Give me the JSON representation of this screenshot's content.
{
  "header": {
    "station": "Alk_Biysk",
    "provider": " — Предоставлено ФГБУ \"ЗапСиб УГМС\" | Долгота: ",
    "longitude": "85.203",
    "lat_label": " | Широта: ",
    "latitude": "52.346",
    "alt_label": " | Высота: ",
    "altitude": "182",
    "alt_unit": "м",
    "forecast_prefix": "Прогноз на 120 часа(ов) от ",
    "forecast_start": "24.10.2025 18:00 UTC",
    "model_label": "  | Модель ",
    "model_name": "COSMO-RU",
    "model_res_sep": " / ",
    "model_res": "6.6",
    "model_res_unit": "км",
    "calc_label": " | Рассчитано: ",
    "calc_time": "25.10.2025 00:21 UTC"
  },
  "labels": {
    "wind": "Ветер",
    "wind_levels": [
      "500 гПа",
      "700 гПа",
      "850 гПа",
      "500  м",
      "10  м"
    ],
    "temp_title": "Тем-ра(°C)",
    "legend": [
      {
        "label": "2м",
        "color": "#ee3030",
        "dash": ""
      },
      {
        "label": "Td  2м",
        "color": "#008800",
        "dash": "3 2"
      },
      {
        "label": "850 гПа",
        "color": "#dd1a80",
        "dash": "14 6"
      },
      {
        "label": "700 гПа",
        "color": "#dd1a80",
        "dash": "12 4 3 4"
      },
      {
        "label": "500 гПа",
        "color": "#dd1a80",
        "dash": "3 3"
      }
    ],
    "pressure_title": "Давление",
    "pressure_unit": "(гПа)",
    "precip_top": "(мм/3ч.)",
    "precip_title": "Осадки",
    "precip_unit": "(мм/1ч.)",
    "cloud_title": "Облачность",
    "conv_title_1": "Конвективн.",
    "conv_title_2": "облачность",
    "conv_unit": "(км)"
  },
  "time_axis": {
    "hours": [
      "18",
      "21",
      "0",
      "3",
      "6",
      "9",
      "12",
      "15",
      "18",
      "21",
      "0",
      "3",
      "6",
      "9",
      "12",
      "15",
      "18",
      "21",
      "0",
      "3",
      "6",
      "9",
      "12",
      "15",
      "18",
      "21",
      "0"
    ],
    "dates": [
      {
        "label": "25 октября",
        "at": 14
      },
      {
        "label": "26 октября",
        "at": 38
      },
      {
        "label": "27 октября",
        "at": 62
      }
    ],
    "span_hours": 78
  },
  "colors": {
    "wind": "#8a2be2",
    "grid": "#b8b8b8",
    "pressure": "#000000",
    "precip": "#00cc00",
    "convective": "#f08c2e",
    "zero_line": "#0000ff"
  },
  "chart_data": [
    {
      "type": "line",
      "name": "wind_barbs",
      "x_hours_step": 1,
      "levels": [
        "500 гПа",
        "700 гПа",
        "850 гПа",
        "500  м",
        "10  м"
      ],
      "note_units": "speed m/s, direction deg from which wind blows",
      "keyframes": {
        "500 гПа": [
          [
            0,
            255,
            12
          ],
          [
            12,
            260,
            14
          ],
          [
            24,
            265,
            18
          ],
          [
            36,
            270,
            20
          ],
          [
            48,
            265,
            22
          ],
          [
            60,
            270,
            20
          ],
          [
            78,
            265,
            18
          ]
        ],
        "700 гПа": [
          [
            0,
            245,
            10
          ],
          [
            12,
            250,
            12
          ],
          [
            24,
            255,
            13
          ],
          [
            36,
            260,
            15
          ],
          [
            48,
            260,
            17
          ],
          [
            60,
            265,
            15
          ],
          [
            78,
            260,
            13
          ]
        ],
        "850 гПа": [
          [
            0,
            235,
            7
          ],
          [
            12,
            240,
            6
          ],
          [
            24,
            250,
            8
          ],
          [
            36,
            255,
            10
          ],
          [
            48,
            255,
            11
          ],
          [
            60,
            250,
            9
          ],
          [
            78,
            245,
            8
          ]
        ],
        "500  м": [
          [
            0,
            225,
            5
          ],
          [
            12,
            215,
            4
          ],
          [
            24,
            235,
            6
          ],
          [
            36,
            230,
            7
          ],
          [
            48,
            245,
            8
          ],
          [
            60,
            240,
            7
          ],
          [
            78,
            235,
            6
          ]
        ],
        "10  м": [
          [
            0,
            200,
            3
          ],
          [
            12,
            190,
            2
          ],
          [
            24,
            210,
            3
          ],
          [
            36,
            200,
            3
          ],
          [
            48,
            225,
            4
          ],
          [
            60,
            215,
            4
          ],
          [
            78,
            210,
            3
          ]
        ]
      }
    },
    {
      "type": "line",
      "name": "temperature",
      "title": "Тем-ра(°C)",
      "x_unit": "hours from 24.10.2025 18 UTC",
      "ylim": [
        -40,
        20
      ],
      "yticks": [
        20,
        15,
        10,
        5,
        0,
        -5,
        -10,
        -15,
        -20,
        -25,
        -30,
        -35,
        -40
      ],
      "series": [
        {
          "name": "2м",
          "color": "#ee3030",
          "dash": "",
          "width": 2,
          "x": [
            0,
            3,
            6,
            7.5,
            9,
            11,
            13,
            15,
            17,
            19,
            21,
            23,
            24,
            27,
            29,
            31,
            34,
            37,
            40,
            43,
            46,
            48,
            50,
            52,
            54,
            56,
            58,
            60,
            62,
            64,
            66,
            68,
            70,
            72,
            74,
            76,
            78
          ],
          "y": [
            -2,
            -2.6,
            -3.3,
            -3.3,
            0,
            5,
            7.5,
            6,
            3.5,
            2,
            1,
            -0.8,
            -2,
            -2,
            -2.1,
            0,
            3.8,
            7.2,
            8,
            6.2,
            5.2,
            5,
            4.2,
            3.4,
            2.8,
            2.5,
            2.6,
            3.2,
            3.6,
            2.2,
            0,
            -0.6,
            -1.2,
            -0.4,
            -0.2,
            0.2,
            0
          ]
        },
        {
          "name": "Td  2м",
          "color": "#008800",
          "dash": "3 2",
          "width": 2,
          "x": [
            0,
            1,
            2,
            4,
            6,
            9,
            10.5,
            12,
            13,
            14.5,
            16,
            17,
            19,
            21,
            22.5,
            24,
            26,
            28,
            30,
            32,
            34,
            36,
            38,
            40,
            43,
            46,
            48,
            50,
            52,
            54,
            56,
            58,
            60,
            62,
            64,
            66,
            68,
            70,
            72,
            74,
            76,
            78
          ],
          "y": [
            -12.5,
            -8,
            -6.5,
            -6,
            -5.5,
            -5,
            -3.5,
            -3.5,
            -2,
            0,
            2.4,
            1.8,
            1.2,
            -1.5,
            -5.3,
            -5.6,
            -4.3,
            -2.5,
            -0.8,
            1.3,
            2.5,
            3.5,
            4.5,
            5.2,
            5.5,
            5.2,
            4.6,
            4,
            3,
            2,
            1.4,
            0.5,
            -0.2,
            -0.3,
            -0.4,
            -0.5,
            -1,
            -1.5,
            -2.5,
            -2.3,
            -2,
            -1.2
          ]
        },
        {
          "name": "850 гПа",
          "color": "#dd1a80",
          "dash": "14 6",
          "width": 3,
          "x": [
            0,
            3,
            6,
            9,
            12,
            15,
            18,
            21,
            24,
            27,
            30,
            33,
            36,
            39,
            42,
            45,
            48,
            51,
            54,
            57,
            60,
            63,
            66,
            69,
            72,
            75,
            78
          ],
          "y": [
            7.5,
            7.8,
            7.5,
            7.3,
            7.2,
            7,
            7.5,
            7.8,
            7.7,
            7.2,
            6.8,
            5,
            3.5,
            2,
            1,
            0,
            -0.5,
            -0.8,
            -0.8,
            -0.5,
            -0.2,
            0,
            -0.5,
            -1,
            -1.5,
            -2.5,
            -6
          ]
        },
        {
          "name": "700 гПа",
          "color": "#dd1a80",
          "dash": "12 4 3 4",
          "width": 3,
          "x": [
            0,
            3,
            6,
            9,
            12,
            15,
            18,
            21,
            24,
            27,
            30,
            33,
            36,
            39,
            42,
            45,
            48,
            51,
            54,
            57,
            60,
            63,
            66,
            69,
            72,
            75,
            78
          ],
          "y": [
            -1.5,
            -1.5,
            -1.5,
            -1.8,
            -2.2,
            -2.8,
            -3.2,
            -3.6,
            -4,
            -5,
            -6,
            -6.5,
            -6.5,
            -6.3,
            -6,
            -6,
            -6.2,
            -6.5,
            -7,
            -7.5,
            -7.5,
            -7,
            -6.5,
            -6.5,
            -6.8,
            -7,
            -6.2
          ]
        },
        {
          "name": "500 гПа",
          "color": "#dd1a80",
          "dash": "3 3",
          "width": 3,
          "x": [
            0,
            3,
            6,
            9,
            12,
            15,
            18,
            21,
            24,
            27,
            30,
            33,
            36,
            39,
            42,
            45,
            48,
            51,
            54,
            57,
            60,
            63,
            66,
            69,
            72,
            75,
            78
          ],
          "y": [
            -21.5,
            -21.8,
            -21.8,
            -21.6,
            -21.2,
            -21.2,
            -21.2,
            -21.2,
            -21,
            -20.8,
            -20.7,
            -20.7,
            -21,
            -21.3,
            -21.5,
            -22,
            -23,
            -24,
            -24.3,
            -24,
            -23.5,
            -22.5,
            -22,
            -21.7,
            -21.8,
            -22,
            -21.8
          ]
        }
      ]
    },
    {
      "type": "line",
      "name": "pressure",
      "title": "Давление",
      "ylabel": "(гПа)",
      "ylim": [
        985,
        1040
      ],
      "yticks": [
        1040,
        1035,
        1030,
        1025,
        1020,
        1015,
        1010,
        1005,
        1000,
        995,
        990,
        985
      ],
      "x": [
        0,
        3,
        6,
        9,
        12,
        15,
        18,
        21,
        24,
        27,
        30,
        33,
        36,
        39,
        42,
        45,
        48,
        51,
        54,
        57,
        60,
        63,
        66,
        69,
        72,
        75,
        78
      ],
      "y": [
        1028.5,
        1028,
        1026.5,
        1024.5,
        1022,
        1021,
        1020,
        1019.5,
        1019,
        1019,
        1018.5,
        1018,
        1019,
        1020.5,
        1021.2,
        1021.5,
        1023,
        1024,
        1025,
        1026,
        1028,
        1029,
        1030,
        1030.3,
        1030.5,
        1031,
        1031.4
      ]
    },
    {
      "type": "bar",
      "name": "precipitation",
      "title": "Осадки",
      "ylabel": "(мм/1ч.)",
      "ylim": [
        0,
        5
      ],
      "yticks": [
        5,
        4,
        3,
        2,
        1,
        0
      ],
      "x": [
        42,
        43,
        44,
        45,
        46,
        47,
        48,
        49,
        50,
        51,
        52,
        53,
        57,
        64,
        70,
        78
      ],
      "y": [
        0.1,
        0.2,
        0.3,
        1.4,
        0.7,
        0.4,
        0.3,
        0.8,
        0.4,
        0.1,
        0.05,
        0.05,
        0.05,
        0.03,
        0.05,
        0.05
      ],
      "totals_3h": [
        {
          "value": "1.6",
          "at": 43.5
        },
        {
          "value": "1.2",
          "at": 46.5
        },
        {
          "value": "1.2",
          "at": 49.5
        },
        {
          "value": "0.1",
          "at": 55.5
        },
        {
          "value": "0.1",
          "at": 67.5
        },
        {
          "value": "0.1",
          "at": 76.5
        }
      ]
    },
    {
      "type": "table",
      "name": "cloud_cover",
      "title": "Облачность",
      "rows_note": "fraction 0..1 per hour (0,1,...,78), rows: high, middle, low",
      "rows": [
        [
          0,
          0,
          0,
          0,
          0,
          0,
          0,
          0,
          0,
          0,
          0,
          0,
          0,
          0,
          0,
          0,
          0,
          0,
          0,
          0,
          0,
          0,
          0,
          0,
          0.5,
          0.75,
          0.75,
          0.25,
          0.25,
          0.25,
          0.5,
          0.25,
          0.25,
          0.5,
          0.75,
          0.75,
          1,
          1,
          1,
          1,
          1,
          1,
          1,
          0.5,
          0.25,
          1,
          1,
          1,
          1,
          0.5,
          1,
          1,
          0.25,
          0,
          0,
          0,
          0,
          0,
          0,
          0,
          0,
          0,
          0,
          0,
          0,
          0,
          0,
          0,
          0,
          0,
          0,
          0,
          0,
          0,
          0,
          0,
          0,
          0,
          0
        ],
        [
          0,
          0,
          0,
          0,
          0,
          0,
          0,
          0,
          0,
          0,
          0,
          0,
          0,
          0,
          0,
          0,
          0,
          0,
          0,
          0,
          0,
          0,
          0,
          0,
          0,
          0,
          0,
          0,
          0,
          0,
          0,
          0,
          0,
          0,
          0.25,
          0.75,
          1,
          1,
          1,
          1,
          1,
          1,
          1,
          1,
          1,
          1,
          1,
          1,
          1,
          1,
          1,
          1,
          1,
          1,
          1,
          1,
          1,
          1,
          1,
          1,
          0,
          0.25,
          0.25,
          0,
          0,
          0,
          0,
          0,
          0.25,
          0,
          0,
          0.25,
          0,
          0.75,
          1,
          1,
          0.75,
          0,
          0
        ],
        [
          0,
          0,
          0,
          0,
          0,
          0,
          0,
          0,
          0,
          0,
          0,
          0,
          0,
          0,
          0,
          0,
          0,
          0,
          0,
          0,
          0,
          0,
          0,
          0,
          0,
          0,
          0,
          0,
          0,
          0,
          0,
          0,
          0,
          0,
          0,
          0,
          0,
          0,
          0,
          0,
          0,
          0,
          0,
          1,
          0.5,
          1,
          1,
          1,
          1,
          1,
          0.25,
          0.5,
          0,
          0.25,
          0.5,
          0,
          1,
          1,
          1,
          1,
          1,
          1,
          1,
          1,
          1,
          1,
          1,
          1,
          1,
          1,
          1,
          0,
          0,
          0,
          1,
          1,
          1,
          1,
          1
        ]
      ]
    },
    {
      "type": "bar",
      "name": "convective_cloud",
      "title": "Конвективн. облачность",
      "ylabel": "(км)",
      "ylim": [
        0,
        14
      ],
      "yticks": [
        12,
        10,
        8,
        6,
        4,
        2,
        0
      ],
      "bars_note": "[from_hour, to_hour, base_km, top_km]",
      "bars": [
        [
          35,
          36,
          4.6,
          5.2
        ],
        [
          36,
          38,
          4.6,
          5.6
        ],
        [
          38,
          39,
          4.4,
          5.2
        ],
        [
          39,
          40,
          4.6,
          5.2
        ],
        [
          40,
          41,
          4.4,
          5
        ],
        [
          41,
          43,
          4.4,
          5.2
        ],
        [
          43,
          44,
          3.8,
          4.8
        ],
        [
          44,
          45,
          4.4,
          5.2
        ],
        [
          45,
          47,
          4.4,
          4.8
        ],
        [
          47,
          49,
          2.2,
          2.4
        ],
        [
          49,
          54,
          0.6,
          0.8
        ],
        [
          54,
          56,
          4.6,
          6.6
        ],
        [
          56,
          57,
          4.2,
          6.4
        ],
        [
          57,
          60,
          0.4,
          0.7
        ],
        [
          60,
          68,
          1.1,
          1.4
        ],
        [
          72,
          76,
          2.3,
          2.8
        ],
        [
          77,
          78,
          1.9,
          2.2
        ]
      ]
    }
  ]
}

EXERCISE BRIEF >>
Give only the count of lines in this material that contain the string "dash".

ANSWER BOX >>
10